═════ EXERCISE DATA

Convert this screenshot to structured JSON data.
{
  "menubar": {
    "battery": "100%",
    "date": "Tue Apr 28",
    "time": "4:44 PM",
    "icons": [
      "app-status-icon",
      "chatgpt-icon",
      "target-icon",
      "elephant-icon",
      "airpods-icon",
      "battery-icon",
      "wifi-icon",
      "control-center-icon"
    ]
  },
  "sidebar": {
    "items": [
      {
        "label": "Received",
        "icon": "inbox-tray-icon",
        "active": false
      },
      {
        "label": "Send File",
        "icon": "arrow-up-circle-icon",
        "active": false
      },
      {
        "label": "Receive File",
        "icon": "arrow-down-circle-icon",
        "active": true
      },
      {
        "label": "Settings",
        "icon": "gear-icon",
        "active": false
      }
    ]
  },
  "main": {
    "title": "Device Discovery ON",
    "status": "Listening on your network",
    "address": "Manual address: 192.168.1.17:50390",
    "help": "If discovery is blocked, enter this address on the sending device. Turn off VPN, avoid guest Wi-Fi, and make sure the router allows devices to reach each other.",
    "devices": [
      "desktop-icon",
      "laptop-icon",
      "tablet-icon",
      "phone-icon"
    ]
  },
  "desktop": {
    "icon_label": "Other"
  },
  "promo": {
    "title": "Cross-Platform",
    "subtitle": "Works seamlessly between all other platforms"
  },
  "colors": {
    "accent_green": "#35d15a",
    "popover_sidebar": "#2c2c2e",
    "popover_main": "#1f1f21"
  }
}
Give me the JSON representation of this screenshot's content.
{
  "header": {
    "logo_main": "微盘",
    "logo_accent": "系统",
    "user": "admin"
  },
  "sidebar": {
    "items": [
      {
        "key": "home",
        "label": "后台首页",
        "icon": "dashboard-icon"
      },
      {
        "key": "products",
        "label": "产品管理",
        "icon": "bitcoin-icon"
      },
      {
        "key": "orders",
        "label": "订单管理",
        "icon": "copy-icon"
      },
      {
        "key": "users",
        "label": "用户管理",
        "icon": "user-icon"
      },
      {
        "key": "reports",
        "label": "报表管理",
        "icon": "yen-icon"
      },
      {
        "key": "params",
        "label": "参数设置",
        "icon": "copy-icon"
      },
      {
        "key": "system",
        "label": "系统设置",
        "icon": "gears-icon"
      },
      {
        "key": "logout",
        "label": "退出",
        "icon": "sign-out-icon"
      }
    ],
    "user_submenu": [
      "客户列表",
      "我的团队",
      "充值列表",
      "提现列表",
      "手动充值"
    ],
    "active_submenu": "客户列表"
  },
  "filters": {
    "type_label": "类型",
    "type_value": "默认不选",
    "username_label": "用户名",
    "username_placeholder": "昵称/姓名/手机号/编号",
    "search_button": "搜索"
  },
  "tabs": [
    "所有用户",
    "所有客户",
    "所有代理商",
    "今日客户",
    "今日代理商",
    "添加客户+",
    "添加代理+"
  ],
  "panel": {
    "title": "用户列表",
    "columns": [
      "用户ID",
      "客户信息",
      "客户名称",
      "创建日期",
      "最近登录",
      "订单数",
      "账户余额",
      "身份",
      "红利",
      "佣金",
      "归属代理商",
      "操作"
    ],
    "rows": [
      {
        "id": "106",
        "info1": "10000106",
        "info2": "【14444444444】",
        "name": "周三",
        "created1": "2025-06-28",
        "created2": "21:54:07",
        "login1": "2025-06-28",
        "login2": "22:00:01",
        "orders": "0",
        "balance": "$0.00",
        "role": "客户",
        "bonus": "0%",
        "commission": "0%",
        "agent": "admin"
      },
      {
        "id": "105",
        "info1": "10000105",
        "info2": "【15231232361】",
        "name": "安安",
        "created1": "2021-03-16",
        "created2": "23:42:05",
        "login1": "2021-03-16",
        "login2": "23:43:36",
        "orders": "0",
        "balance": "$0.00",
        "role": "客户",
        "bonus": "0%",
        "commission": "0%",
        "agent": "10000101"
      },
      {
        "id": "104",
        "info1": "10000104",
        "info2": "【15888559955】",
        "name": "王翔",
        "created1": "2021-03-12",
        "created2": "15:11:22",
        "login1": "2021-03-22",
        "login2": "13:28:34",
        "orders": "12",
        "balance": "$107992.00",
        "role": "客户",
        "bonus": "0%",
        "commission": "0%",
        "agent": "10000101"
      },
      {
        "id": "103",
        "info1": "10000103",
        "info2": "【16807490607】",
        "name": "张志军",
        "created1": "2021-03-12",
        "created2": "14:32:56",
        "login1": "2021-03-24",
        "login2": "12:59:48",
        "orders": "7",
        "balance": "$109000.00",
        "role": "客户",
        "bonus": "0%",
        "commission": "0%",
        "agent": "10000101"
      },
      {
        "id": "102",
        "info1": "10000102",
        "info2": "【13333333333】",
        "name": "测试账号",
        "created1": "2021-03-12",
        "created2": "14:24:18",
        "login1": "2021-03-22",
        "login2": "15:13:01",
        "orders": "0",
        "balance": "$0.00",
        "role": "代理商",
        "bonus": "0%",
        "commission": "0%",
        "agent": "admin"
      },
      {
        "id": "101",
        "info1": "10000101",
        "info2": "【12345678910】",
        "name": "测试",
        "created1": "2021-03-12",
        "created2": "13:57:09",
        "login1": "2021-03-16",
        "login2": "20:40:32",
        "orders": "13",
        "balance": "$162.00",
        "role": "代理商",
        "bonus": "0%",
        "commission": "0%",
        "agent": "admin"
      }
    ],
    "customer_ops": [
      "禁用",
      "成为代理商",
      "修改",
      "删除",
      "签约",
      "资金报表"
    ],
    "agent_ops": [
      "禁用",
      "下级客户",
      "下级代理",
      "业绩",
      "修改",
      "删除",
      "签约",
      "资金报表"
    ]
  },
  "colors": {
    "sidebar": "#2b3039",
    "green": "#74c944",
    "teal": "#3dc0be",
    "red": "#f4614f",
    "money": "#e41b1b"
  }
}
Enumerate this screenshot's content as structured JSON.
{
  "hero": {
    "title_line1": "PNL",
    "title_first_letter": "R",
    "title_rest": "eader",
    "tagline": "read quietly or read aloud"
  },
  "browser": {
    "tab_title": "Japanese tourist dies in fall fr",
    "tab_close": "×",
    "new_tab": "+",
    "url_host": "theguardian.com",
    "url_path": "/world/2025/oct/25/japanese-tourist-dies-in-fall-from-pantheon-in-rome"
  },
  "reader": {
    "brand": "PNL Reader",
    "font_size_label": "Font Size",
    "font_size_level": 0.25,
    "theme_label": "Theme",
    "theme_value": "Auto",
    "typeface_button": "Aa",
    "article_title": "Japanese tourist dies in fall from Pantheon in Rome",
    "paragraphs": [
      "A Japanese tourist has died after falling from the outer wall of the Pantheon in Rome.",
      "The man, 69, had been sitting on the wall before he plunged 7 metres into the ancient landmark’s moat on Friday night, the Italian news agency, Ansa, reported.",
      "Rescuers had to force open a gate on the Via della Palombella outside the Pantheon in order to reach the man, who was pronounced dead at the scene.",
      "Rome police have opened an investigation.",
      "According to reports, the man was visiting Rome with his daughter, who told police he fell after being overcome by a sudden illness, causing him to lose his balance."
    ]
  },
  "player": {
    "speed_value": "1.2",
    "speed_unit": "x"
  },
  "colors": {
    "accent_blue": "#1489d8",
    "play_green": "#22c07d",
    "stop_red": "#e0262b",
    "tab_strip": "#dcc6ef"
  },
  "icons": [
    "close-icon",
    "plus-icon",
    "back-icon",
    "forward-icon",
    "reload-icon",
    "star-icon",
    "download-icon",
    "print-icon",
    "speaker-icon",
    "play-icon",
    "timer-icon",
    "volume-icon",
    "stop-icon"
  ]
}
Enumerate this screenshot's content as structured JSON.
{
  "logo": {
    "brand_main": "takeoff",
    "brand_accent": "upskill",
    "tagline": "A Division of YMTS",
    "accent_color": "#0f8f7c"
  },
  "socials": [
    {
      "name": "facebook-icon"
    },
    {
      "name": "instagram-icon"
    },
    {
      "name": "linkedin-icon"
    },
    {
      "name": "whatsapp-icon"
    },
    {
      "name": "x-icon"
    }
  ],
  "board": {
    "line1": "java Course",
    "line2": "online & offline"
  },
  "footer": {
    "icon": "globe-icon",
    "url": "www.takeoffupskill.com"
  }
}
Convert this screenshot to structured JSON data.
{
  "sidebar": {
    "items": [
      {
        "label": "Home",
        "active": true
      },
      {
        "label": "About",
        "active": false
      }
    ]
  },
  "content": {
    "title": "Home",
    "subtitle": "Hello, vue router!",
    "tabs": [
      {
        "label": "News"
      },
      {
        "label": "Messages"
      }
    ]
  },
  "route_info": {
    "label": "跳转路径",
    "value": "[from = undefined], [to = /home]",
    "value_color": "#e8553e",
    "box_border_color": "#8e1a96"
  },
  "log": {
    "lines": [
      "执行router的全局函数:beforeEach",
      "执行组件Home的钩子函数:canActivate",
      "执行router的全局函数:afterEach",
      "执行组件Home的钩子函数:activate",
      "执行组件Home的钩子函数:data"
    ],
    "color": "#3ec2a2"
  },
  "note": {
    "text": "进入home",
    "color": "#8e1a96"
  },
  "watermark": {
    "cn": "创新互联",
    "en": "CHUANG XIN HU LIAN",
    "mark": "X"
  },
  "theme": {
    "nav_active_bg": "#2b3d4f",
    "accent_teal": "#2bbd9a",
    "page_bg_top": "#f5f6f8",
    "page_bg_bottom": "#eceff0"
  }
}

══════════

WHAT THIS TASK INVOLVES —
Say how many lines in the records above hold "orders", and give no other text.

ANSWER SECTION —
7